Chemical Quenching Studies Using Microscopic PLIF
Speaker: Yuji Suzuki, University of Tokyo, Japan
Department: Mechanical & Aerospace Engineering
Location: Engineering Quadrangle J223
Date/Time: Monday, November 18, 2013, 2:00 p.m. - 3:00 p.m.

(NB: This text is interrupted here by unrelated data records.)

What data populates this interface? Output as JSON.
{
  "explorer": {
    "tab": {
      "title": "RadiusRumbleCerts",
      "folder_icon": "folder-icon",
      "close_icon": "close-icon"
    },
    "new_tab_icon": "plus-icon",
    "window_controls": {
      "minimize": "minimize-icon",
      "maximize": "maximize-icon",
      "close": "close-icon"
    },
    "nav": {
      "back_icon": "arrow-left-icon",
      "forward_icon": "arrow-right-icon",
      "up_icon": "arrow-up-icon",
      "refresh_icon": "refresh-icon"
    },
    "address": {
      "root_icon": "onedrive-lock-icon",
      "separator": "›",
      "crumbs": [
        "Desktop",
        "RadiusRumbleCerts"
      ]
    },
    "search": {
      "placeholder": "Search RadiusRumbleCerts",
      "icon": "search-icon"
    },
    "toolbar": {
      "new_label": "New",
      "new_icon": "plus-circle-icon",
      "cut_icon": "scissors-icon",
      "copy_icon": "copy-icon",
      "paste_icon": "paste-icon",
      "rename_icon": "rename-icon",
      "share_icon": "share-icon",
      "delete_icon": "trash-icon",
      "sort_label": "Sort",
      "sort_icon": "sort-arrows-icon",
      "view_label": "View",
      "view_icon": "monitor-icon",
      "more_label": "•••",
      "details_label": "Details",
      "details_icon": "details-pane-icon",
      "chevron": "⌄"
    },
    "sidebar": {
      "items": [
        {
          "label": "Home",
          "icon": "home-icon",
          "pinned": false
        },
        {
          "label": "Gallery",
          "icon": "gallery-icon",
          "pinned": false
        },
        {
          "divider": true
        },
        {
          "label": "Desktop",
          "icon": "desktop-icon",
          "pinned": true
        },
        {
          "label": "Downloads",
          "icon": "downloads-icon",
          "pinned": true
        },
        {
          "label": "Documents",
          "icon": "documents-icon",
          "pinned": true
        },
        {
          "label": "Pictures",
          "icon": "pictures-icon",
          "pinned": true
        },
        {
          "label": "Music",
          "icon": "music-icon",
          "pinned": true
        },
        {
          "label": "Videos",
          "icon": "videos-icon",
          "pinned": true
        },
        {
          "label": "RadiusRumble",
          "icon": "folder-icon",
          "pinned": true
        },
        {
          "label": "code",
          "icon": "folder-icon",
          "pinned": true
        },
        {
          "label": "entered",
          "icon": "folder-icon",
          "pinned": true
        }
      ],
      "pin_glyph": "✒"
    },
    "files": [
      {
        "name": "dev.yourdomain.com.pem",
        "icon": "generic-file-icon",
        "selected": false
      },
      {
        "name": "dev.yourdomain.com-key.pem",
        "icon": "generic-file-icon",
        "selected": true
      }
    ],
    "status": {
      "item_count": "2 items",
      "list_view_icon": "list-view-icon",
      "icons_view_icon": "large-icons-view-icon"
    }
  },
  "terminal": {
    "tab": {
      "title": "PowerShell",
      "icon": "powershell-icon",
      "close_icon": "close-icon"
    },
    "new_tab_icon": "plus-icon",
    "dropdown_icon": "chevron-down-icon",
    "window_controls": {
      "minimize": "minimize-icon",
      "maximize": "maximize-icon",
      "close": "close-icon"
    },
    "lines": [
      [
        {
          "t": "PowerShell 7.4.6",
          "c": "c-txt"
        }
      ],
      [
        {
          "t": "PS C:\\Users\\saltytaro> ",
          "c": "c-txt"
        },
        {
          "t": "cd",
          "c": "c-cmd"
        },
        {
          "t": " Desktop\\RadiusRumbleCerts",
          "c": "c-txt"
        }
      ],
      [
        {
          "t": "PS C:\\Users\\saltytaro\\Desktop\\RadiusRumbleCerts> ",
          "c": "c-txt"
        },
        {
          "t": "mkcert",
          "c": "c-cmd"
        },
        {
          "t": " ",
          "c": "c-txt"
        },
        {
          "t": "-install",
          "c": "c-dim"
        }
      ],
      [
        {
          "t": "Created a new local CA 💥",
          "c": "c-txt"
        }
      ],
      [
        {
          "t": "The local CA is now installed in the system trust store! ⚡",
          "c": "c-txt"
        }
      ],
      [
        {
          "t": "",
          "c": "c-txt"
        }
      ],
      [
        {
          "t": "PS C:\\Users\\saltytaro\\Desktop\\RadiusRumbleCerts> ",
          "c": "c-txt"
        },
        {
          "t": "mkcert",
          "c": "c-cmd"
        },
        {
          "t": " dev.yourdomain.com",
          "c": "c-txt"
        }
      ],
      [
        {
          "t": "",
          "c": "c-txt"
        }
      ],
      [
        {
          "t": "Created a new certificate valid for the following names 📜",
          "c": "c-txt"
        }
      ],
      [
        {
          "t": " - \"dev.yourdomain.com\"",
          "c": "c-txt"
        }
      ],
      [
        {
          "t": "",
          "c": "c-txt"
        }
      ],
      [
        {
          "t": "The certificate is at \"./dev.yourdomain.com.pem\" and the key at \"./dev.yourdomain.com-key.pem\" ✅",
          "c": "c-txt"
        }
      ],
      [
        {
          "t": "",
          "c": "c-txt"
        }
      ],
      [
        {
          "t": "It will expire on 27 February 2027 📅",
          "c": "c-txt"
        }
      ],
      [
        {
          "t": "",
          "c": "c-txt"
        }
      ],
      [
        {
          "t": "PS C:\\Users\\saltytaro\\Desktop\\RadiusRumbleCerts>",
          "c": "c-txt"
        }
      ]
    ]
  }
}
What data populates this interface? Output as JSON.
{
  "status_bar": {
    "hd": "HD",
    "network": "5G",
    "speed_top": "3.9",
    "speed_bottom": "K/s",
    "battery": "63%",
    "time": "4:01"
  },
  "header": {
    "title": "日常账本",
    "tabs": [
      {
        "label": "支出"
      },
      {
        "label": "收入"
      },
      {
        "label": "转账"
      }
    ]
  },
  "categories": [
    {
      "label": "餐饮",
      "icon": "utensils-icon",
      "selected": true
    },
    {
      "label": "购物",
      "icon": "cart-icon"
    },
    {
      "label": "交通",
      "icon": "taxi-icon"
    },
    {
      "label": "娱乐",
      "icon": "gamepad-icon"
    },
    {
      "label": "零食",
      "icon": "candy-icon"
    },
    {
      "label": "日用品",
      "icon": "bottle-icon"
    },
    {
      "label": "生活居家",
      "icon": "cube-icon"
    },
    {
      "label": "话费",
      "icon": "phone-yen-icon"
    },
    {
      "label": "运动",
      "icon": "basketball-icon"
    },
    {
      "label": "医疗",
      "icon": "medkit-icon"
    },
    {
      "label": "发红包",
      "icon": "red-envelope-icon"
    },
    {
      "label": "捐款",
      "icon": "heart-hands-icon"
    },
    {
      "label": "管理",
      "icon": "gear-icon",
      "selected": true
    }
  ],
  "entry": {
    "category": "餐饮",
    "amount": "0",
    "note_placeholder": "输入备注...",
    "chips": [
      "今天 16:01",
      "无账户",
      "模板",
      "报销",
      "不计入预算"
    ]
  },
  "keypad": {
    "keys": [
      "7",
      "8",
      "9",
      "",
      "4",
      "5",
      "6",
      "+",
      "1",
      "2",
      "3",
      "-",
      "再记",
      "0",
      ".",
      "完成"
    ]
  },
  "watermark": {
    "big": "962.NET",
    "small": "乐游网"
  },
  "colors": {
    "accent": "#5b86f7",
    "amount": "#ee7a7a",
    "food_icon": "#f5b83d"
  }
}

Detection of near-wall radical distribution is crucial to study chemical quenching mechanisms on solid walls. To give an insight into the wall material effect on the chemical quenching phenomena, a methane-air premixed flame formed in narrow quartz channels with different wall surfaces is investigated. In the present study, alumina and SUS321/Inconel600 thin films 100~150 nm in thickness are deposited on polished quartz substrates by using atomic layer deposition (ALD) or vacuum arc plasma gun. With the present configuration, equivalent thermal boundary condition is achieved for different wall materials. Microscopic OH-PLIF and numerical simulation with detailed reaction mechanisms are employed to examine interaction between the gas-phase and surface reactions. When the wall temperature is higher than 1073 K, the wall chemical effect starts to take over the thermal effect. It is shown through the PLIF measurements that OH* mole fraction near the wall surface is significantly changed over different wall surfaces. By using a radical quenching model, the initial sticking coefficient S0 associated with radical adsorption is evaluated for different surfaces. A series of numerical simulation is also made to examine the effect of S0 on the methane-air flame in micro channels. It is found that the wall chemical effect becomes of great importance for the gross flame characteristics such as the initiation temperature of the chain reaction and the heat release rate.
Prof. Yuji Suzuki received the B.S., M.S., and Dr.Eng. degrees in mechanical engineering from the University of Tokyo, Tokyo, Japan, in 1987, 1989, and 1993, respectively. After serving as an assistant professor at the Nagoya Institute of Technology, he joined the Graduate School of Engineering, the University of Tokyo. He is currently with the Department of Mechanical Engineering, the University of Tokyo, as a Professor and Department Head. He serves as an Editorial Board Member of JMM. He also served as a Vice Chair of JSME Micro-Nano Science & Technology Division and a steering member of IEEE MEMS Conference. His research interests include micro energy conversion such as microscale combustion, optimal design/control of micro heat and fluid flow, and MEMS-based energy harvesting.